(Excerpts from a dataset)
########
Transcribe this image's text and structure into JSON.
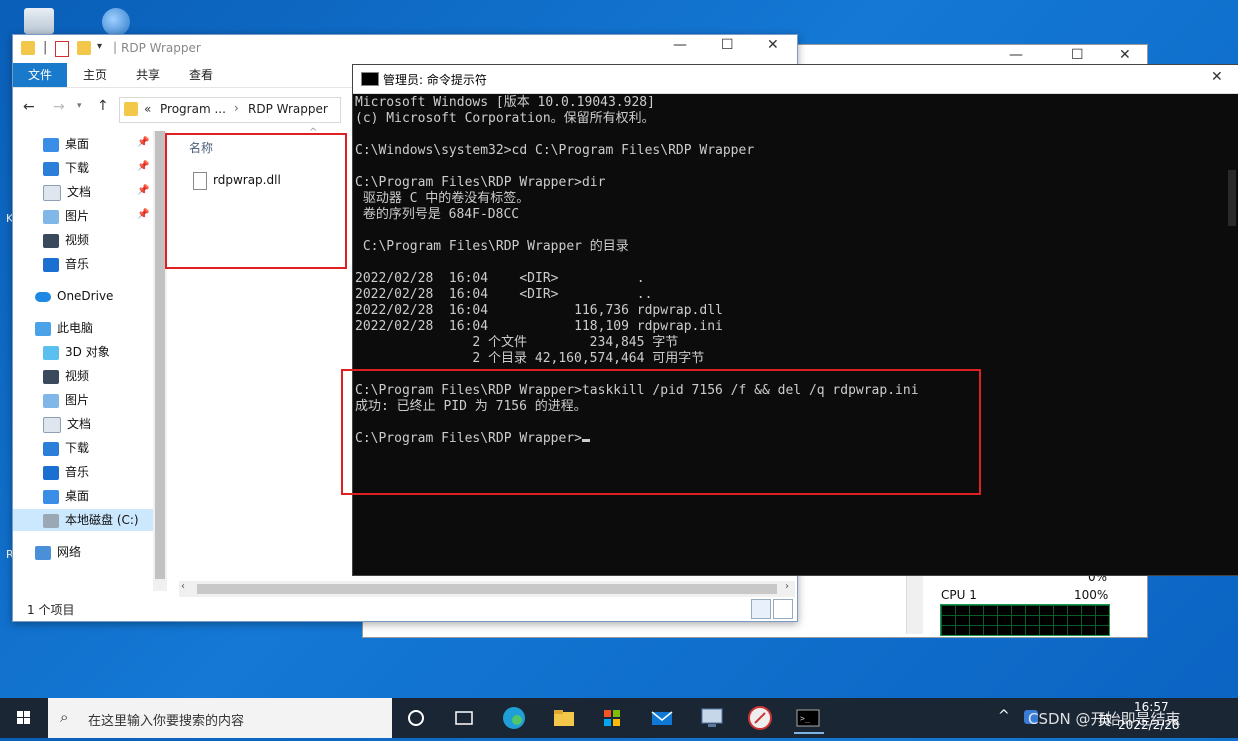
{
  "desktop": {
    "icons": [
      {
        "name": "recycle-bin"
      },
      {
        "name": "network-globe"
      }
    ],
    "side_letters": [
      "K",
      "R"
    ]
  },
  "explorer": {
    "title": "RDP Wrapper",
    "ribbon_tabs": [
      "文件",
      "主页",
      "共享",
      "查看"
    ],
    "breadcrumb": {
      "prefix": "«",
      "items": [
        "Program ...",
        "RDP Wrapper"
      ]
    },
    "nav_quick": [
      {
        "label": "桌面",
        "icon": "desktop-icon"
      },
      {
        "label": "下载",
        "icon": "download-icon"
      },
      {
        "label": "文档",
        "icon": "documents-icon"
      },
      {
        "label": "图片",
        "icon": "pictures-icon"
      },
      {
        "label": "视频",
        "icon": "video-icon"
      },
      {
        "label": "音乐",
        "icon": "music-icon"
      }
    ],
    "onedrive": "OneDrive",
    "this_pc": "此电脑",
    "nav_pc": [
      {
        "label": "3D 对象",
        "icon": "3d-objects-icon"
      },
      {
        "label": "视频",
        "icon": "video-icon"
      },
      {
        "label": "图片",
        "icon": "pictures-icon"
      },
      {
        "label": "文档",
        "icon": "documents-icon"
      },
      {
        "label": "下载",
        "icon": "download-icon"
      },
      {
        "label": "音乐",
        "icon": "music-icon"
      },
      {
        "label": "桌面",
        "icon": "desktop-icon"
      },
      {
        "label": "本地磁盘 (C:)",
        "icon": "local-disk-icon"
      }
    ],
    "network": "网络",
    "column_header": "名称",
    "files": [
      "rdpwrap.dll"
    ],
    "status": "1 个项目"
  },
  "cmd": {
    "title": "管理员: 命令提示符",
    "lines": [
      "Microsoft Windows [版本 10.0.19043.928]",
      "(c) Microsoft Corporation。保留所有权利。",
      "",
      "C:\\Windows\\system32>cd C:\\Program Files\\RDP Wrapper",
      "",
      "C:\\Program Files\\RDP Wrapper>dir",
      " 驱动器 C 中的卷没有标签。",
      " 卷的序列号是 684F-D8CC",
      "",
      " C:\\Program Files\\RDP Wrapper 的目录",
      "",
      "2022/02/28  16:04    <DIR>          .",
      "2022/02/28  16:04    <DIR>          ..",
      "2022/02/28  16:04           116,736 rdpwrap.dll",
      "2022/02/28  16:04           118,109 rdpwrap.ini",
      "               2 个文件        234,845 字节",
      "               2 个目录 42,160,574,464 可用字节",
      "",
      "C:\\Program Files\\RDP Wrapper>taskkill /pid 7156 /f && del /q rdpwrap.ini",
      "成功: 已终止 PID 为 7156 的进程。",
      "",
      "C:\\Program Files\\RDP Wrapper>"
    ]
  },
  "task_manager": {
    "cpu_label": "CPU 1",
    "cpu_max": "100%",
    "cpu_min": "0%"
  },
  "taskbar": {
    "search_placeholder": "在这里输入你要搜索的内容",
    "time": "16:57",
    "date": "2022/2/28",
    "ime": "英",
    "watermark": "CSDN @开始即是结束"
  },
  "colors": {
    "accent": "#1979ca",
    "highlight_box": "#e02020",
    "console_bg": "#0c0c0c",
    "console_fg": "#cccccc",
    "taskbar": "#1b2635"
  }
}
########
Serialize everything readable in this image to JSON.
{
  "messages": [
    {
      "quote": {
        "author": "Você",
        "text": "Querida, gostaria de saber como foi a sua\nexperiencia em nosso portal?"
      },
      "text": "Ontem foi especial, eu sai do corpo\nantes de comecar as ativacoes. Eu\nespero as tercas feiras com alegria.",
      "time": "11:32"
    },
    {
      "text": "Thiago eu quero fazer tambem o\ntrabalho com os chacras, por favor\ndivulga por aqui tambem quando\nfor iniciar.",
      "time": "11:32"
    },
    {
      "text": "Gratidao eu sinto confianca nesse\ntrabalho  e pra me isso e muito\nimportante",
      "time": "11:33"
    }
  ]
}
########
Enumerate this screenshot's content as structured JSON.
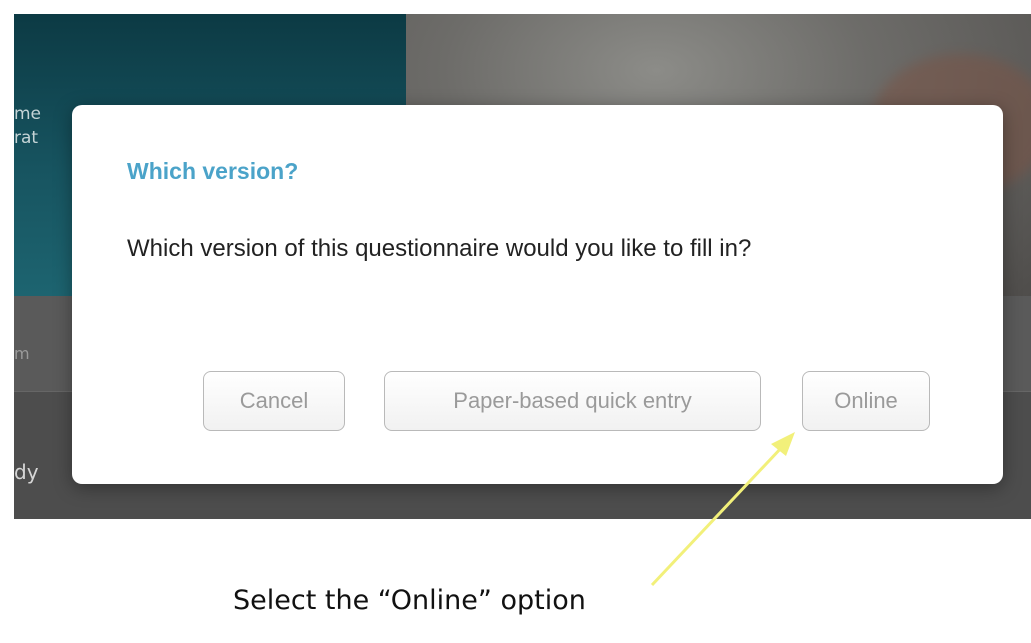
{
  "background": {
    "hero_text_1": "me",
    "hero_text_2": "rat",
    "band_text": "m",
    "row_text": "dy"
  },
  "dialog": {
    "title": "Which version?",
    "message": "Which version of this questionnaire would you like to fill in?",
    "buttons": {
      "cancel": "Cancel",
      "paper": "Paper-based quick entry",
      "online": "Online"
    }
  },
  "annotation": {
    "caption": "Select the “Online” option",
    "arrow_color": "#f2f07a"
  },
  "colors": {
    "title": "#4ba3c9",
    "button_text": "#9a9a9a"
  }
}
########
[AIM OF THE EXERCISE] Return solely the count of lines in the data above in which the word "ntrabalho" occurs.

[ANSWER TO THE EXERCISE] 2